Biotin Supplements Can Interfere With Cardiac Troponin Tests: FDA
One person died after excessive levels of biotin, also known as vitamin B7, skewed their troponin test results, according to the FDA.
The US Food and Drug Administration (FDA) is warning physicians and other healthcare professionals that megadoses of supplementary biotin can result in skewed laboratory test results, including incorrect cardiac troponin measurements.
The FDA has received one report of a patient death resulting from an incorrect cardiac troponin assessment that occurred because of biotin interference.
“Biotin in patient samples can cause falsely high or falsely low results, depending on the test,” according to the FDA. “Incorrect test results may lead to inappropriate patient management or misdiagnosis. For example, a falsely low result for troponin, a clinically important biomarker to aid in the diagnosis of heart attacks, may lead to a missed diagnosis and potentially serious clinical implications.”
The problem occurs because many immunoassays rely on biotin-streptavidin binding to capture antibodies. For example, biotin is used in immunoassay tests for cardiac troponins and thyroid stimulating hormone (TSH), among many others, and these assays can be affected by biotin in the patient’s serum sample.
Biotin is a water-soluble B vitamin found in multivitamins, prenatal vitamins, and dietary supplements marketed for hair, skin, and nail growth, according to the FDA. Additionally, biotin is currently being investigated for the treatment of multiple sclerosis (MS), and as a result, some physicians may be recommending large doses of biotin for such patients.
The daily recommended allowance for biotin in 0.03 mg, a level that typically does not interfere with laboratory test results.
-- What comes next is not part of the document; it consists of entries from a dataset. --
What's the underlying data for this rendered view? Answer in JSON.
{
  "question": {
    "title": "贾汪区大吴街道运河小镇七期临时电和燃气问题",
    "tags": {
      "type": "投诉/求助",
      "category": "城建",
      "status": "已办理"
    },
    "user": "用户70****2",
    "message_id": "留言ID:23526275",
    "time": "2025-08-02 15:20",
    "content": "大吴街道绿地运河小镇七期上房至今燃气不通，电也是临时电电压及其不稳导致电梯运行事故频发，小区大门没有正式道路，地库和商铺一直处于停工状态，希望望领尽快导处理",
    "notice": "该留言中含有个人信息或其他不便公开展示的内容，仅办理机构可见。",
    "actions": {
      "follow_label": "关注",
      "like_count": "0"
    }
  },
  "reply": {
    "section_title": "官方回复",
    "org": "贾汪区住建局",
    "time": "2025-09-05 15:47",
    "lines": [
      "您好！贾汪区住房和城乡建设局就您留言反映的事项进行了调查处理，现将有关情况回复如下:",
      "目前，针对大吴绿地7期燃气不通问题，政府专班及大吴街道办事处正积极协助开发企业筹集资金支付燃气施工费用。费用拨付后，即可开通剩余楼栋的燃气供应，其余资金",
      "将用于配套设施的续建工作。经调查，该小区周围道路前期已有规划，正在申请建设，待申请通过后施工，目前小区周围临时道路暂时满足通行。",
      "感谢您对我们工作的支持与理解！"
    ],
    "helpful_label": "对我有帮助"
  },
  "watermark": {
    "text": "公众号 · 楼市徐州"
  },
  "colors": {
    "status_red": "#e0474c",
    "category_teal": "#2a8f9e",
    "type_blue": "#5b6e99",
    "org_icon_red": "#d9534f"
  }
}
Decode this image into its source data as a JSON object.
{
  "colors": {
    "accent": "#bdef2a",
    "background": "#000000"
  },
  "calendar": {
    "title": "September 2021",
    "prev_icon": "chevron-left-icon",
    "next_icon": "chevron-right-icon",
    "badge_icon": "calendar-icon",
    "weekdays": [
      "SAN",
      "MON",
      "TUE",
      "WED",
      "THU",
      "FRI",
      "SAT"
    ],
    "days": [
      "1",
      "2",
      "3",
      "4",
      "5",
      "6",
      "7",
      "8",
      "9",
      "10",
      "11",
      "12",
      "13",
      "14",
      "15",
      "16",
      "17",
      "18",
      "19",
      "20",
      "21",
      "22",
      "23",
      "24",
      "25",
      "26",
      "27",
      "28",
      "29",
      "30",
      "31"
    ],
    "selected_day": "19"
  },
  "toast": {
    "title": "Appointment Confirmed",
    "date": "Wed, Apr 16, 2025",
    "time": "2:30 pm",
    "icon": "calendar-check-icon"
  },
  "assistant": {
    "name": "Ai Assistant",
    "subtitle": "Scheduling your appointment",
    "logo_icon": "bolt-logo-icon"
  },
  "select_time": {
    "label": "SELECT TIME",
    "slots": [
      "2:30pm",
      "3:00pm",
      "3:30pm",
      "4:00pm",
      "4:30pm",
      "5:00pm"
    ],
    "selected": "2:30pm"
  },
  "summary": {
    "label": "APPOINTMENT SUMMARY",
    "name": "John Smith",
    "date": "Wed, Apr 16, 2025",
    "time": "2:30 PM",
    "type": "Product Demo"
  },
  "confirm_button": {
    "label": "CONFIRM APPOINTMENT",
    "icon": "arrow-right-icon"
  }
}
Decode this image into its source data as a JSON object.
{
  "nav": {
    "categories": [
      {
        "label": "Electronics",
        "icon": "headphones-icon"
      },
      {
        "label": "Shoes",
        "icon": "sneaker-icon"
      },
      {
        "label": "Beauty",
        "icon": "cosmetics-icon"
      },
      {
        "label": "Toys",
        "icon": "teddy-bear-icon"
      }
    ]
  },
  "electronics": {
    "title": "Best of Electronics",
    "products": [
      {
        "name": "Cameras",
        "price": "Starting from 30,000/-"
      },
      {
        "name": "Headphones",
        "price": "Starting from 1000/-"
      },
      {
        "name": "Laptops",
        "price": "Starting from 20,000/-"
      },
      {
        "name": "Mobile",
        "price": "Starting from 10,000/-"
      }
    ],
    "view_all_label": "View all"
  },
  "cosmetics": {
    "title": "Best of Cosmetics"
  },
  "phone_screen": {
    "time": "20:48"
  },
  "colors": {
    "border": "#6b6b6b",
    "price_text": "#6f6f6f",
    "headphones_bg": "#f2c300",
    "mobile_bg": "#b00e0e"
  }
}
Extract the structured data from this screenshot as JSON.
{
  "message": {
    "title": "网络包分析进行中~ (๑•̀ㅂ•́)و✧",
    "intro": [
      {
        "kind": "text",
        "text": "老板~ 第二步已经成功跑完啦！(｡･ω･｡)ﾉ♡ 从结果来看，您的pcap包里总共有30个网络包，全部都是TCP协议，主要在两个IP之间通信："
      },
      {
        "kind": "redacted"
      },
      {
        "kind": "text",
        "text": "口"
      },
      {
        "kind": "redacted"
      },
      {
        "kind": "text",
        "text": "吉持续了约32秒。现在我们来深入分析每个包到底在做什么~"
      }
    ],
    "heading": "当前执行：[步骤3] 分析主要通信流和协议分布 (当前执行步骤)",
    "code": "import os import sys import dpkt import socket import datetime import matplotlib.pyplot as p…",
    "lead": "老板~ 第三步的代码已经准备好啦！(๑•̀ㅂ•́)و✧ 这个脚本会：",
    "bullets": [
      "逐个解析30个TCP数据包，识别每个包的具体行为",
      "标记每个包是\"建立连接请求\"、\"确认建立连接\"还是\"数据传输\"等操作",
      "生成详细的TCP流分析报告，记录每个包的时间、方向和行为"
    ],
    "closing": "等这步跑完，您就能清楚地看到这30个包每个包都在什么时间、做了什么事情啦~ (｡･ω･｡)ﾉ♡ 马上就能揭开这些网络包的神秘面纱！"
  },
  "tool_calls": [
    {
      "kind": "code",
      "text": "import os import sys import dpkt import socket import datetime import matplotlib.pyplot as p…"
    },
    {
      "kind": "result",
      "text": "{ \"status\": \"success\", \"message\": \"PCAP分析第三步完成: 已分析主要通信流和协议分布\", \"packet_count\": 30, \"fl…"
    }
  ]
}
The supplements marketed for hair, skin, and nails, however, can contain up to 20 mg of biotin, which is more than 650 times the recommended allowance. In patients with MS, physicians may even recommend up to 300 mg/day, the FDA says.
Physicians are advised to ask their patients if they are taking any biotin supplements and to be aware that certain lab tests, even beyond diagnostic cardiovascular and hormone tests, might be potentially affected if there is biotin in the patient’s specimen.
“If a lab test result doesn’t match the clinical presentation of your patient, consider biotin interference as a possible source of error,” cautions the FDA.
Food and Drug Administration. Biotin (vitamin B7): Safety communication - may interfere with lab tests. Published and accessed on: November 28, 2017.